Okay, even here in Philly, the bottom line does matter. A lot. “It always starts with winning,” says Charles Barkley, who knows that no image endures like a march down Broad Street. In a sense, we’re hard-wired for hard luck, as a city that lost its status as America’s political center and a manufacturing hub. The struggles of our teams echo our own to regain some respect, even if it’s just on a playing field. Since the 1960s, we’ve seen only five championships: the ’74 and ’75 Flyers, the ’83 Sixers, and the ’80 and ’08 Phillies. The ’80 Phils deserve special consideration for winning the first title in the team’s 97-year history. By that same logic, the ’08 Phils earn the most adoration, for snapping the city’s 25-year title drought.
As for those that didn’t quite make it to the mountaintop, two still qualify as truly cherished squads. The 2001 Sixers took the city on a year-long magic ride, right up until the goliath that was the Lakers proved to be too mighty. And of all the teams that fell just short, the 1993 Phillies will always hold a lofty status for enduring post-season death threats and still loving us back.
AND THE WINNER IS …
So what’s the most beloved team in history? Barkley has never shied away from an honest assessment, and his analysis of the Philadelphia sports landscape is typically blunt. “The Eagles are kings,” he says. “The Flyers are second. The Phillies and Sixers are dictated by how well the teams are doing.”
Sir Charles may be right in terms of season-to-season popularity, but according to my calculations, the 2008 Phillies earn the title of our most beloved team of all time. Along with ending the historic championship drought, that team had it all: the folk-hero manager, a responsive front office, an identifiable group of players, and almost too many intangibles to count—from the World Series rain-delay game to the last post-season narrated by the legendary Harry Kalas. The Cup-winning Flyers of the ’70s are runners-up. For proof that winning is only part of the equation, the ’93 Phillies and ’01 Sixers earn third and fourth place, with the Gang Green Eagles in a tie with the ’80 Phillies rounding out the top five.

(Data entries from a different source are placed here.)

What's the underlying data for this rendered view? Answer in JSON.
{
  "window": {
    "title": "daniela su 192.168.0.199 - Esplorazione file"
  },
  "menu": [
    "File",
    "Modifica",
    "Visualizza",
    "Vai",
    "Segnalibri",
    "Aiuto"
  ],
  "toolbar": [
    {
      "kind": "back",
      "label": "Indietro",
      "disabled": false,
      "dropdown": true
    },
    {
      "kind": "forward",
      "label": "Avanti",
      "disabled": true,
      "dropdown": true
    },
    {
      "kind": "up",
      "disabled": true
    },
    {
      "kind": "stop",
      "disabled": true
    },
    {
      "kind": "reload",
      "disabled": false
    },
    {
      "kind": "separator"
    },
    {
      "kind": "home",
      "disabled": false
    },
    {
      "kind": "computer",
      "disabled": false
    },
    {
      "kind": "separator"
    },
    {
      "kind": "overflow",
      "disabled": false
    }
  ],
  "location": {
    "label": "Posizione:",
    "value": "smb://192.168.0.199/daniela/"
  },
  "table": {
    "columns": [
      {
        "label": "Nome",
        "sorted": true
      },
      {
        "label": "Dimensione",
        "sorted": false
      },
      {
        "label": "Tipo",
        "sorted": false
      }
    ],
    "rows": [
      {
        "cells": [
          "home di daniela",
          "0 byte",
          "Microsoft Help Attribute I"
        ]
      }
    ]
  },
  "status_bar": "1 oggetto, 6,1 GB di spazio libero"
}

As a lifelong fan, I’m sure there’s only one thing that will come of all this—a few fans who agree with me, and plenty more who’ll call me a know-nothing bum. In Philadelphia, sports love is neither patient nor kind.